A brief overview of the Asia-Pacific region’s return to travel
After years of COVID-19 travel restrictions, Japan has reopened their borders and reinstated visa-free travel to many countries. The Asia-Pacific COVID-19 restrictions were some of the toughest in the world and although China persists with strict quarantine policies, much of the region has now opened back up.
On track for a quick recovery?
In August, the World Travel and Tourism Council (WTTC) published a report ‘Travel & Tourism Economic Impact 2022: Global Trends.’ This report forecast that the Asia-Pacific region’s travel industry would be the fastest to fully recover from the pandemic.
The report highlighted that when looking at Travel & Tourism’s contribution to the region’s GDP, Asia-Pacific is forecast to be the first to revert to 2019 levels, achieving this by 2023. All other regions are estimated to recover completely later in 2024. The Asia-Pacific region’s swift predicted recovery is attributed to the forecast resurgence in the arrivals of international visitors in Malaysia, Japan, and Australia. However, the 2023 recovery trajectory “could be jeopardised if large source markets such as China and Japan continue to impose restrictions to international travel.” The reopening of Japan’s borders alongside Malaysia and Australia suggests the Asia-Pacific region could be on the encouraging recovering trajectory as put forward by the WTTC.
The changed landscape of Asia-Pacific travel
- In 2021, North America overtook Asia-Pacific as the largest region of world passenger traffic. However, in 2022 the Asia-Pacific region will see approximately 430 million more fights than in 2021 as the world continued to open up.
- The nature of business travel has been greatly transformed in the region. Long-haul business travel is up over 11 per-cent since 2019 and domestic travel for business is up 40 per-cent since 2019. However, medium-haul business travel is down 11 per-cent, and short-haul business travel is down 45 per-cent.
- Leisure travel is on the rise. Domestic leisure flights are up 196 per-cent. Long-haul international leisure flights are up 19 per-cent, and medium-haul international leisure flights are up 17 per-cent.
- Intra-Asia travel is up. In August, Expedia’s research showed that 6 of the 10 source markets for South-East Asian destinations were from Asia. Additionally, Japan’s cities of Tokyo, Osako, and Hokkaido were already trending in searched for the year-end holidays even before Japan had set a date for their borders reopening. The research points towards strong intra-Asia travel.
The global pandemic was undeniably transformative.

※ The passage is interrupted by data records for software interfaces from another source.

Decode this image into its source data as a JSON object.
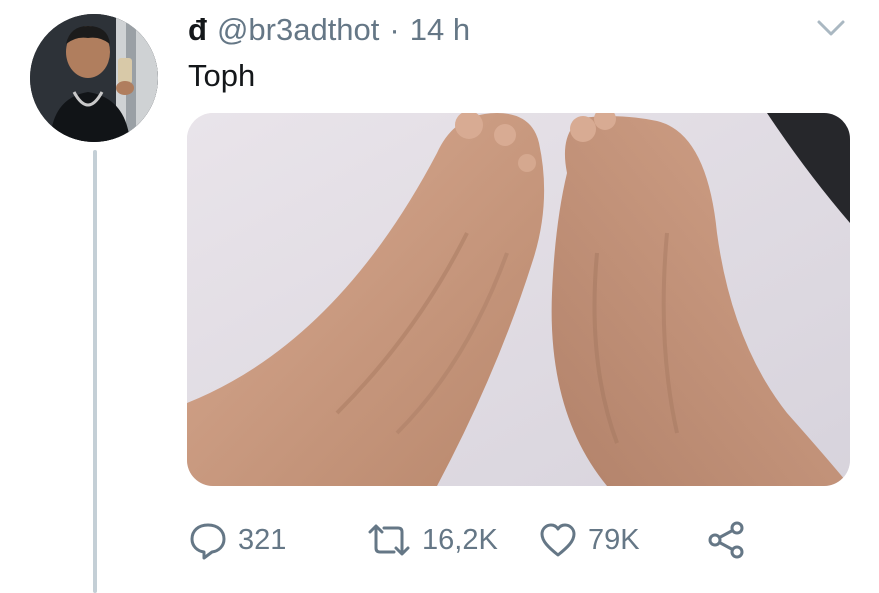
{
  "tweet": {
    "display_name": "đ",
    "handle": "@br3adthot",
    "separator": "·",
    "time": "14 h",
    "text": "Toph"
  },
  "actions": {
    "reply_count": "321",
    "retweet_count": "16,2K",
    "like_count": "79K"
  },
  "icons": {
    "menu": "chevron-down-icon",
    "reply": "speech-bubble-icon",
    "retweet": "retweet-arrows-icon",
    "like": "heart-icon",
    "share": "share-icon"
  },
  "colors": {
    "text": "#14171a",
    "secondary": "#657786",
    "thread_line": "#c4cfd6"
  }
}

As travel ramps back up, it is interesting to see the ways travel patterns have evolved and the ways this will impact loyalty, retail, distribution, and much more.
Aviation Festival Asia will be taking place on 28 February – 1 March 2023 and will explore the difficulties and opportunities of the aviation landscape in the Asia-Pacific region.
Article by Jess Brownlow